As Homecoming weekend came and went, there was a spotlight over campus. Last Friday night six new inductees to the Temple Athletics Hall of Fame were honored at the Liacouras Center.
Among the pantheon of those inducted were basketball’s Mark Macon, football’s Tre’ Johnson and field hockey great Mandee O’Leary.
But across town at the Hilton hotel on City Avenue, current Temple Hall of Famers were conducting a conference throughout the weekend about black female athletes. It focused on development and obstacles that black females must overcome.
The forum was headed by former lacrosse coach and professor Tina Sloane-Green, who is president of the Black Women in Sport Foundation (BWSF), and a member of the school’s Hall of Fame.
Sloan-Green is trying to raise these issues to the forefront of athletic competition.
Another Temple Hall of Famer was Nikki Franke, who has coached the school’s fencing team for 32 years running. She is the first and only black to coach a Division I fencing program, while Sloan-Green is also the first black to coach a lacrosse program.
The BWSF held its 11th conference called “Sports: A Unique Way of Addressing Health Disparities in Girls and Women.”
The basis of the conference was to bring about salient issues affecting female minorities in sports. Recognized figures such as New York Times sports columnist William C. Rhoden and Olympic gold medalist Dominique Dawes were among an esteemed group of speakers to discuss the progress and obstacles for minorities in athletics.
Topics through the seminar ranged from how to improve resumes for coaching positions to overcoming discrimination to obesity in black girls.
While some people think race relations is a subject not worth discussing, many of the participants shared their stories of dealing with the hardships of success as a black female athlete. And many of them had ties with Temple.
“You get used to it, but at times you need parental support,” said women’s tennis coach Traci Green, who is the daughter of Sloan-Green. Traci played tennis through her teens and starred at the University of Florida. “You learn to be a better person and how to pull through those things.”
Traci said being the lone minority on a team can be very difficult.

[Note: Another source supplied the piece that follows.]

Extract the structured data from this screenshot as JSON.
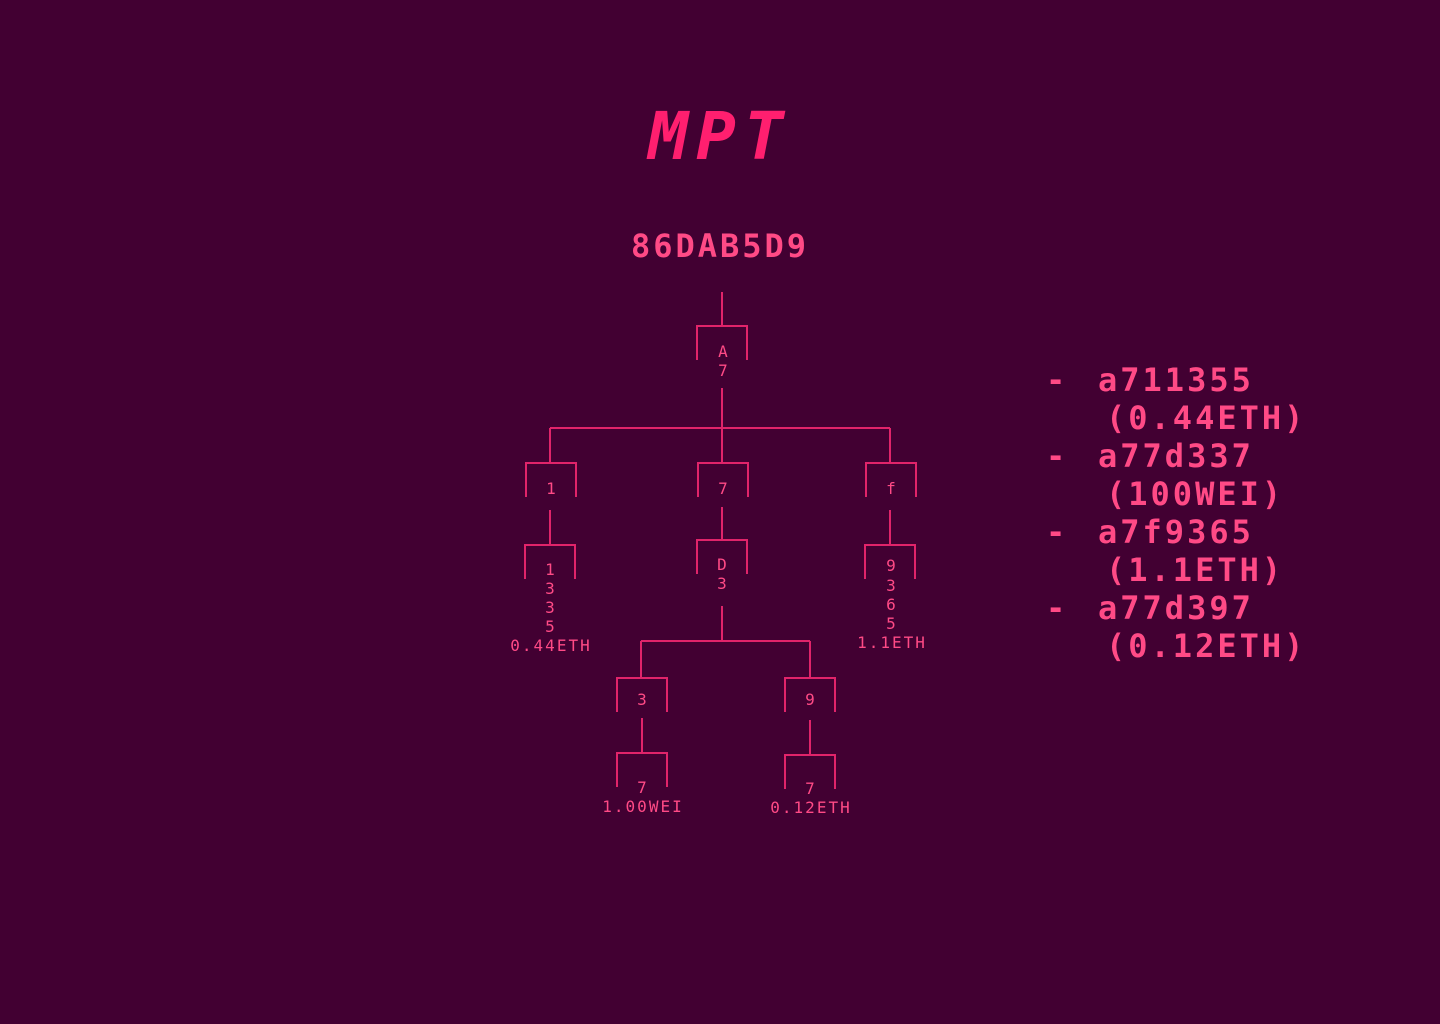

She admitted that her skin color would sometimes draw racial slurs from her opponents.
“With sports that are not traditionally black, you get used it,” Green said. “At times I really needed support from my parents.”
Another speaker was Fatima Abdullah, who has seen her two sons go through the rigors of organized gymnastics. She was inspired and taken aback by all the people who had stories she could empathize with.
“Hearing Dominique Dawes speak of her experience at the Olympics was very insightful,” Abdullah said. “It was different for me with my exposure in gymnastics and listening to different perspectives.”
Sports like tennis, softball and gymnastics are not loaded with black participants, the way basketball and football are. One of the sessions focused squarely on the awkwardness of black athletes being the single minority on a team.
Aisha Franke, the daughter of Nikki, went into detail about the positives being one of the few minorities on the Massachusetts softball team. She said that during tryouts for teams, she would immediately draw attention because of her race.
The fact that a strong number of those at the conference were affiliated with Temple made things a bit more special.
While the past achievements of Franke and Sloane Green are well documented, it’s impressive to see these honorees are still making an impact today as well.
Jason Haslam can be reached at firstname.lastname@example.org.